**Work required**: From the material beneath, pull every line with the word "values".

**Material for this exercise**:
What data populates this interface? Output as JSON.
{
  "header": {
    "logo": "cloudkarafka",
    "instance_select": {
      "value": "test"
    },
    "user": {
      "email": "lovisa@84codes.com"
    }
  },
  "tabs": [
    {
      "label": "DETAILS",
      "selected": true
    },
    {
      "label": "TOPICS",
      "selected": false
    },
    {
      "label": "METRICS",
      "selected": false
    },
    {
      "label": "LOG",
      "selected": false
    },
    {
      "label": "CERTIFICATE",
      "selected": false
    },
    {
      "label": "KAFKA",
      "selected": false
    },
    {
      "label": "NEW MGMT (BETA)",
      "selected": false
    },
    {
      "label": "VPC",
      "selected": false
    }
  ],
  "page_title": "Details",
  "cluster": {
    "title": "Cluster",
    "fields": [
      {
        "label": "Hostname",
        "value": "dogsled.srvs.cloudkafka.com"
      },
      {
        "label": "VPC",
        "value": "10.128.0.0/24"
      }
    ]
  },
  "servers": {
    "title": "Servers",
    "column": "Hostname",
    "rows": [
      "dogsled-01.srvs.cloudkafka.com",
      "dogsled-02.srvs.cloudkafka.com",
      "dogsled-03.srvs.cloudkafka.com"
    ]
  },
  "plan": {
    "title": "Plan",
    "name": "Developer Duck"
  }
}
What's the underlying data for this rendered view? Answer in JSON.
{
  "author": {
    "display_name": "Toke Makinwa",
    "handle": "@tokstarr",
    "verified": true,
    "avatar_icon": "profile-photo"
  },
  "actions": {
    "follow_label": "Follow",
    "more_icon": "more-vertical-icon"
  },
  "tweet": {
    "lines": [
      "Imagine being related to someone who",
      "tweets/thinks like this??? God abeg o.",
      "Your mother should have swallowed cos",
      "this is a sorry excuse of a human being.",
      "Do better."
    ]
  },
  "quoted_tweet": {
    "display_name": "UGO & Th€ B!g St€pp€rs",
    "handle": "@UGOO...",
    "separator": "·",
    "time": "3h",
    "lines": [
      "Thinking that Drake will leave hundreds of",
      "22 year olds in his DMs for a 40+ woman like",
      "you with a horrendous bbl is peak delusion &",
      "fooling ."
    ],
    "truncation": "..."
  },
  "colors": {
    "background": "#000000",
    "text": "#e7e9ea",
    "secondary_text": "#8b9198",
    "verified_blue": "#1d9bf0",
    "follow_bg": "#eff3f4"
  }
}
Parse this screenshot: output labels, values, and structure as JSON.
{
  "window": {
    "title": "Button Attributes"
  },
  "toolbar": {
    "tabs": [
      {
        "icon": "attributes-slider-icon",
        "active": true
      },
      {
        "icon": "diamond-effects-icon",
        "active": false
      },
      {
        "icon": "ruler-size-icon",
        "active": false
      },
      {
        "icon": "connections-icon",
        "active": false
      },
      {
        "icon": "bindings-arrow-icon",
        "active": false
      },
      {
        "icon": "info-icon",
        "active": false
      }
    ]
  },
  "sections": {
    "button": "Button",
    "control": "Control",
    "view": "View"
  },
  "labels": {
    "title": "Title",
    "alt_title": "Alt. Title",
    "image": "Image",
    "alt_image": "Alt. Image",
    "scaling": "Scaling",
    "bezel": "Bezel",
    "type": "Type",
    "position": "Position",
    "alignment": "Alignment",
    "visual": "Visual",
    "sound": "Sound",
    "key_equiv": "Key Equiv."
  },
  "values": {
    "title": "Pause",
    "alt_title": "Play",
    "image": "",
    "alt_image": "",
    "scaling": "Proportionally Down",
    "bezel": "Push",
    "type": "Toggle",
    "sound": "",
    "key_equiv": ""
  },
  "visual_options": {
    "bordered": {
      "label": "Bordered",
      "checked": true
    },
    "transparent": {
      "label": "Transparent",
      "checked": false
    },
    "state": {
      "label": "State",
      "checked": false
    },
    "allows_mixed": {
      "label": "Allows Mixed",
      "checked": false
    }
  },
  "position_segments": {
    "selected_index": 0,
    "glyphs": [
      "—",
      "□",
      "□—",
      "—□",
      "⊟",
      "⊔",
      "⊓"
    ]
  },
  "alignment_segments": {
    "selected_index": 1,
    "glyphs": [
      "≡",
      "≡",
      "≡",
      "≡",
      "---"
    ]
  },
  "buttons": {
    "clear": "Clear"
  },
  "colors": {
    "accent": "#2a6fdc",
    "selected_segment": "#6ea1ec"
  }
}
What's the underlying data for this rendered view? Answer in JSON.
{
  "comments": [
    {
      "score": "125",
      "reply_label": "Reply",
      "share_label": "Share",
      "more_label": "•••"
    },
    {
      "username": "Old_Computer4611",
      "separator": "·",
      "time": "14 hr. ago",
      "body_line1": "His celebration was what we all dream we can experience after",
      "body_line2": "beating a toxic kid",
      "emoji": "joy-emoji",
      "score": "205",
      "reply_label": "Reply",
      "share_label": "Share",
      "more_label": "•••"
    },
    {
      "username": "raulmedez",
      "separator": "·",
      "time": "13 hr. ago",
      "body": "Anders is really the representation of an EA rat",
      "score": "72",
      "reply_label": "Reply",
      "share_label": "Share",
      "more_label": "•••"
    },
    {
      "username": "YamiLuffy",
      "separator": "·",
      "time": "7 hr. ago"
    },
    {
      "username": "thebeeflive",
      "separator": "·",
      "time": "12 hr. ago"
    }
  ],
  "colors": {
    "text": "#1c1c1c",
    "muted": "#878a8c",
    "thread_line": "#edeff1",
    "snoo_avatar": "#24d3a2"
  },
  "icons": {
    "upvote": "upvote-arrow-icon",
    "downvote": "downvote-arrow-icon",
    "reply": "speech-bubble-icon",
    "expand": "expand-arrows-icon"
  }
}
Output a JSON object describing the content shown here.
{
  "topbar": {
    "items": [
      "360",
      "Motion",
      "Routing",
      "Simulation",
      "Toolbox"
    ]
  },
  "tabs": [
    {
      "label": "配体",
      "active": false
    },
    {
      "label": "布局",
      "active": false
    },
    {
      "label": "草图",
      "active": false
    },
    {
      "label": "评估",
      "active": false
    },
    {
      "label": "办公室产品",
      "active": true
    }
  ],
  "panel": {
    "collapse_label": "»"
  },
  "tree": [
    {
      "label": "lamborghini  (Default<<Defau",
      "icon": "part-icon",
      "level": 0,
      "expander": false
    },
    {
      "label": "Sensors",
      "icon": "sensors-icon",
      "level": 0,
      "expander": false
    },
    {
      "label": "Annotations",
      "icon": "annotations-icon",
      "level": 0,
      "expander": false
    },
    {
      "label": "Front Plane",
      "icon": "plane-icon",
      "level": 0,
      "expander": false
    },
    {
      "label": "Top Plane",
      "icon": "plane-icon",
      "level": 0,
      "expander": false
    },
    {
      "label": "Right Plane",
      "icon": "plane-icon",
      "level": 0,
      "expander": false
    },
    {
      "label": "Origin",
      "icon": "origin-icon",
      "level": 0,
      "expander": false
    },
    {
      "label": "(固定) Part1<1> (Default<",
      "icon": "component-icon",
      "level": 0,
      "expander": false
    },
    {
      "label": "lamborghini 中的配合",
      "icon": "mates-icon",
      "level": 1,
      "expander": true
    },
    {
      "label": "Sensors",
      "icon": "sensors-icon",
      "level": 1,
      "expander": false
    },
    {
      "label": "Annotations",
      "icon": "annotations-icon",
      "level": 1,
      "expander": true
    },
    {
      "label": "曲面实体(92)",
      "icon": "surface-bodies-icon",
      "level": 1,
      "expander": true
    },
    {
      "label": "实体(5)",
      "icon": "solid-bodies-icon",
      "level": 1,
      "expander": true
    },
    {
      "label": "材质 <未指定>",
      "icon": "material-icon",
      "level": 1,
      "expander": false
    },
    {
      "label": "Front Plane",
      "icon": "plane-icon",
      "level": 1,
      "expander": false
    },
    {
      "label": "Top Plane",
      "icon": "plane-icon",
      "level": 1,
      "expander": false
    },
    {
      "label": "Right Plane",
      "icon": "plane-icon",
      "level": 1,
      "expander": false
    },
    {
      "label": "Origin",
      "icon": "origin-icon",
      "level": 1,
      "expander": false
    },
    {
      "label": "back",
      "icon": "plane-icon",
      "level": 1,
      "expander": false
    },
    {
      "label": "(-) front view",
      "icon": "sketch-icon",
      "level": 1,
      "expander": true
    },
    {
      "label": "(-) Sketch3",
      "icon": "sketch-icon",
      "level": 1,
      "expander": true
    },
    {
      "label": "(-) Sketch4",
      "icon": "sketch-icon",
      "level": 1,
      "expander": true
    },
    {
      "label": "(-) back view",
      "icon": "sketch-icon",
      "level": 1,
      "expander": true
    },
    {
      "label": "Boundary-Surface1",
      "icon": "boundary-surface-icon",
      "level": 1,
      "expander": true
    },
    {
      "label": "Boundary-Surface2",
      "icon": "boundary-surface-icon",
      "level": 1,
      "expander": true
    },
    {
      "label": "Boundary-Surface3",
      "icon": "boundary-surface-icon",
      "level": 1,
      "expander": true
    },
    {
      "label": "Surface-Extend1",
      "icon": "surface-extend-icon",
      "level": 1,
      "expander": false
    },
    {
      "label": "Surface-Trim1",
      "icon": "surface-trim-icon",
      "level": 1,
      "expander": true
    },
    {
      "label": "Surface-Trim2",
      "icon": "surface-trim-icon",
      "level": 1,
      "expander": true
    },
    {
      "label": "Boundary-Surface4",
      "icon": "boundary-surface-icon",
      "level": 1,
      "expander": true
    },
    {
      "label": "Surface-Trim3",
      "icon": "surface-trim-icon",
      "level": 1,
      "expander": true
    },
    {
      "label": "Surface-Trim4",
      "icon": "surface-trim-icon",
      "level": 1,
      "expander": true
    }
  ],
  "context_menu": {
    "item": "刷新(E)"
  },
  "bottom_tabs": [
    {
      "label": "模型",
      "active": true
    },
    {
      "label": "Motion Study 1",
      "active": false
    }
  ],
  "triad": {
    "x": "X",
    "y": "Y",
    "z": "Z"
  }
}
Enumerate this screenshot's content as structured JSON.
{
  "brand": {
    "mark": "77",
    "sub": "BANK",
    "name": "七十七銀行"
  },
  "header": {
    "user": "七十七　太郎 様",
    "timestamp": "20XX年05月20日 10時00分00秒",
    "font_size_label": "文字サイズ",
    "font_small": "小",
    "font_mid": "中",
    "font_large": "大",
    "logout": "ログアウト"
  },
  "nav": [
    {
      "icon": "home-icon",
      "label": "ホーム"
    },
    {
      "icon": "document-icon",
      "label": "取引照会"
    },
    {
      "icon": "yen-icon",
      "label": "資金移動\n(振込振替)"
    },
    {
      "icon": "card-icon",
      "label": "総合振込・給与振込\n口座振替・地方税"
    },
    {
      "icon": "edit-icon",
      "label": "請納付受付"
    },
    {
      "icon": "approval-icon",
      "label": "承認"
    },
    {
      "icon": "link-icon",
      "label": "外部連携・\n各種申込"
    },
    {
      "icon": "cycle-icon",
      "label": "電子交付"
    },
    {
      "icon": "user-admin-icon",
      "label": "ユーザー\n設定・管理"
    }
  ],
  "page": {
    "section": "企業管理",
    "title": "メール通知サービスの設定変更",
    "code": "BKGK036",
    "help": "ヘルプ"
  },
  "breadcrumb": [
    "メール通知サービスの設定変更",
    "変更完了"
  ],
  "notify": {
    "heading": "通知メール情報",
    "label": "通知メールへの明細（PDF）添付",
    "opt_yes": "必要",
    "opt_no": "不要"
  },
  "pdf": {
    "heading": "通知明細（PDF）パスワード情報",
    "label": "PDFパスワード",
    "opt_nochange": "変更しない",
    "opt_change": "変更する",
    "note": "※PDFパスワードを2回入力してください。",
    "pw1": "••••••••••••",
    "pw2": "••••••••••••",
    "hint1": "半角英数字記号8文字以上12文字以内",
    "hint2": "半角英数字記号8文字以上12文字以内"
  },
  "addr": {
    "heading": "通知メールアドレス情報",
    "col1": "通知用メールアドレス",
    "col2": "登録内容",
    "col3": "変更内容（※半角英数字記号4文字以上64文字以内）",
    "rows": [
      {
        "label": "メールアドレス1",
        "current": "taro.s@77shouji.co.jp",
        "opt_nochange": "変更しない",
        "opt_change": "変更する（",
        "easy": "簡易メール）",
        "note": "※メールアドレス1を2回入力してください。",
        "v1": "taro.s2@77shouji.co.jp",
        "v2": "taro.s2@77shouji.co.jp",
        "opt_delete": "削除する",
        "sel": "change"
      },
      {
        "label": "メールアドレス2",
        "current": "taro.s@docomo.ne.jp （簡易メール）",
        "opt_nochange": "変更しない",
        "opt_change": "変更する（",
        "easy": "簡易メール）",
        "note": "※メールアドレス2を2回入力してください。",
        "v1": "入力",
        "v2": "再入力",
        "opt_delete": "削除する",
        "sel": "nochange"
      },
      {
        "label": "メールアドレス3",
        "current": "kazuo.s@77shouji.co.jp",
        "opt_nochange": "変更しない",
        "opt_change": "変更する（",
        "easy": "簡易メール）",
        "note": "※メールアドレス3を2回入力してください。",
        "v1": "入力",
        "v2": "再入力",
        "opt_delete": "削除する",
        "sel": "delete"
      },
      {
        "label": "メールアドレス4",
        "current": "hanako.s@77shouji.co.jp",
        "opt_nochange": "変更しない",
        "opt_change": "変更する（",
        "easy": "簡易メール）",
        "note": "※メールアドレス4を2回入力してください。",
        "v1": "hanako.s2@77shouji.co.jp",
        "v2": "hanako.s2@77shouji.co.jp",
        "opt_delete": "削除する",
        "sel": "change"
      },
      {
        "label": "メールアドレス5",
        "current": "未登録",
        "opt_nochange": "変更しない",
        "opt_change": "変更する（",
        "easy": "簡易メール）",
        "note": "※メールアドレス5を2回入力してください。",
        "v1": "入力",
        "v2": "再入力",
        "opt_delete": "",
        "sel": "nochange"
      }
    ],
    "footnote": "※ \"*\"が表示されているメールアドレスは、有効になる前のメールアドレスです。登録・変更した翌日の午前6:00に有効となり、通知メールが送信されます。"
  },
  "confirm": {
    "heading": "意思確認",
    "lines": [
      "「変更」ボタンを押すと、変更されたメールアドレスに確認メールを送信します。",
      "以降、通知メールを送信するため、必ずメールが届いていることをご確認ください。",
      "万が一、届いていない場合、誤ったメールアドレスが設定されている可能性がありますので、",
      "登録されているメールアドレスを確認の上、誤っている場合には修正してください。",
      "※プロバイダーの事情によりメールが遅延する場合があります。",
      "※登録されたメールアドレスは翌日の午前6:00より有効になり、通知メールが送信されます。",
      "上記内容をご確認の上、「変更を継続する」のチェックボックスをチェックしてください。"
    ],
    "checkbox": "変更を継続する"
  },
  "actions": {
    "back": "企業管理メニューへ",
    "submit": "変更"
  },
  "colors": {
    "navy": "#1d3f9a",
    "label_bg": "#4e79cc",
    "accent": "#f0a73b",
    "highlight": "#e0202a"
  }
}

**Solved problem**:
Parse this screenshot: output labels, values, and structure as JSON.
  "values": {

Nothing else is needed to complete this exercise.